Your crew is already partly formed, can you tell us a bit more about your team and the people who will be accompanying you around the world?

We’re a team of 4 people who will be working on the legs.

Renaud Dehareng is the co-skipper as well as the owner and sponsor of the boat. It’s Renaud who knows the boat better than anyone else, as he’s already done several races on board. Young Belgian Djemila Tassin will complete the team. She has already done 2 Mini Transats and recently became a Cap Hornienne in the Ocean Globe Race. Finally, Benoit Hantzberg, my historic co-skipper with whom I finished4th in the Transat Jacques Vabre on Class40 164, will also be doing a few legs.

How far have you got in preparing for this project? What is your sporting programme up to the start of the Globe40 in 2025?

The main issue was to come up with a minimum budget to continue the project and we’re now well on the way and relatively early in the preparations, so that’s positive.

From a sporting point of view, in 2024, we’ll be doing a transatlantic delivery race in April, an Atlantic Cup in May and finally the Transat Québec Saint Malo in crewed mode with Corentin Douguet, who will be helping us to improve the boat’s performance. While I’m on the double-handed world championship with Djemila Tassin, the boat will be taking part in the CIC Normandy Channel Race with Benoit Hantzberg. All these events will give us a complete job list for the winter refit before the start of the Globe40. For 2025, the programme hasn’t yet been defined, but the aim is to be in the water quickly to test the set of sails we’ll be taking around the world.

I imagine that you followed the1st edition closely. What do you remember about this race and what was the most memorable moment for you?

The images of the stopovers were really superb. These are places we’re not used to going to, whether in the Indian or the Pacific. It reminds us that our world is a pretty place and I can’t wait to discover these new lands that I don’t know.

The second thing that stood out was the fact that despite there not being a huge number of boats for various reasons, the race was very interesting to follow, with some great sporting action. There was plenty of suspense right up to the last leg.

The last thing to remember is that there were quite a few breakages and technical problems, so you have to be aware of that when preparing for the round the world race. You have to be able to respond to all kinds of technical problems.

What are your goals and ambitions for the Globe40?

Like any race, the main objective is to finish. If we manage to complete this circumnavigation with the boat, the result will inevitably be positive. We’re aiming for at least the podium.

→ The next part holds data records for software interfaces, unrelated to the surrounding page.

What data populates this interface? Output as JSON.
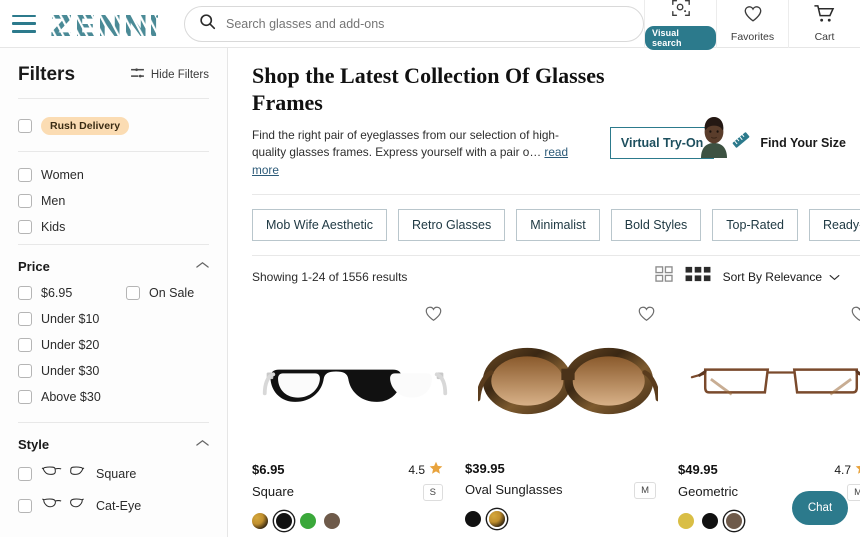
{
  "header": {
    "menu_icon": "hamburger-icon",
    "logo_text": "ZENNI",
    "search": {
      "icon": "search-icon",
      "placeholder": "Search glasses and add-ons",
      "value": ""
    },
    "actions": [
      {
        "icon": "visual-search-icon",
        "label": "Visual search",
        "is_pill": true
      },
      {
        "icon": "heart-icon",
        "label": "Favorites",
        "is_pill": false
      },
      {
        "icon": "cart-icon",
        "label": "Cart",
        "is_pill": false
      }
    ]
  },
  "sidebar": {
    "title": "Filters",
    "hide_filters_label": "Hide Filters",
    "hide_filters_icon": "sliders-icon",
    "rush_delivery": {
      "label": "Rush Delivery",
      "checked": false
    },
    "audience": [
      {
        "label": "Women",
        "checked": false
      },
      {
        "label": "Men",
        "checked": false
      },
      {
        "label": "Kids",
        "checked": false
      }
    ],
    "price": {
      "title": "Price",
      "chevron": "chevron-up-icon",
      "options_left": [
        {
          "label": "$6.95",
          "checked": false
        },
        {
          "label": "Under $10",
          "checked": false
        },
        {
          "label": "Under $20",
          "checked": false
        },
        {
          "label": "Under $30",
          "checked": false
        },
        {
          "label": "Above $30",
          "checked": false
        }
      ],
      "options_right": [
        {
          "label": "On Sale",
          "checked": false
        }
      ]
    },
    "style": {
      "title": "Style",
      "chevron": "chevron-up-icon",
      "options": [
        {
          "label": "Square",
          "icon": "glasses-square-icon",
          "checked": false
        },
        {
          "label": "Cat-Eye",
          "icon": "glasses-cateye-icon",
          "checked": false
        }
      ]
    }
  },
  "main": {
    "page_title": "Shop the Latest Collection Of Glasses Frames",
    "intro_text": "Find the right pair of eyeglasses from our selection of high-quality glasses frames. Express yourself with a pair o… ",
    "read_more_label": "read more",
    "virtual_tryon_label": "Virtual Try-On",
    "find_your_size_label": "Find Your Size",
    "find_your_size_icon": "ruler-icon",
    "chips": [
      "Mob Wife Aesthetic",
      "Retro Glasses",
      "Minimalist",
      "Bold Styles",
      "Top-Rated",
      "Ready-to-W"
    ],
    "results_count": "Showing 1-24 of 1556 results",
    "view_toggles": [
      {
        "icon": "grid-2-col-icon",
        "active": false
      },
      {
        "icon": "grid-3-col-icon",
        "active": true
      }
    ],
    "sort_label": "Sort By Relevance",
    "sort_chevron": "chevron-down-icon",
    "products": [
      {
        "image": "black-square-eyeglasses",
        "favorite_icon": "heart-icon",
        "price": "$6.95",
        "rating": "4.5",
        "rating_icon": "star-icon",
        "name": "Square",
        "size": "S",
        "swatches": [
          {
            "color": "tortoise",
            "hex": "#C08F2E",
            "selected": false
          },
          {
            "color": "black",
            "hex": "#111111",
            "selected": true
          },
          {
            "color": "green",
            "hex": "#3AA83A",
            "selected": false
          },
          {
            "color": "brown",
            "hex": "#6E5A4A",
            "selected": false
          }
        ]
      },
      {
        "image": "tortoise-oval-sunglasses",
        "favorite_icon": "heart-icon",
        "price": "$39.95",
        "rating": "",
        "rating_icon": "",
        "name": "Oval Sunglasses",
        "size": "M",
        "swatches": [
          {
            "color": "black",
            "hex": "#111111",
            "selected": false
          },
          {
            "color": "tortoise",
            "hex": "#C08F2E",
            "selected": true
          }
        ]
      },
      {
        "image": "brown-geometric-metal-eyeglasses",
        "favorite_icon": "heart-icon",
        "price": "$49.95",
        "rating": "4.7",
        "rating_icon": "star-icon",
        "name": "Geometric",
        "size": "M",
        "swatches": [
          {
            "color": "gold",
            "hex": "#D9BE45",
            "selected": false
          },
          {
            "color": "black",
            "hex": "#111111",
            "selected": false
          },
          {
            "color": "brown",
            "hex": "#6E5A4A",
            "selected": true
          }
        ]
      }
    ],
    "chat_label": "Chat"
  },
  "colors": {
    "brand_teal": "#2C7A8C",
    "rush_pill_bg": "#FBDCB3",
    "star_amber": "#E8A33D",
    "chip_border": "#B9C6CC"
  }
}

I hope there will be some competition and that there will be a match at each stage. Over and above the sporting aspect, we’ll be keen to take the boat to each stage and discover these superb stages, which will be magical.

Partagez cette article :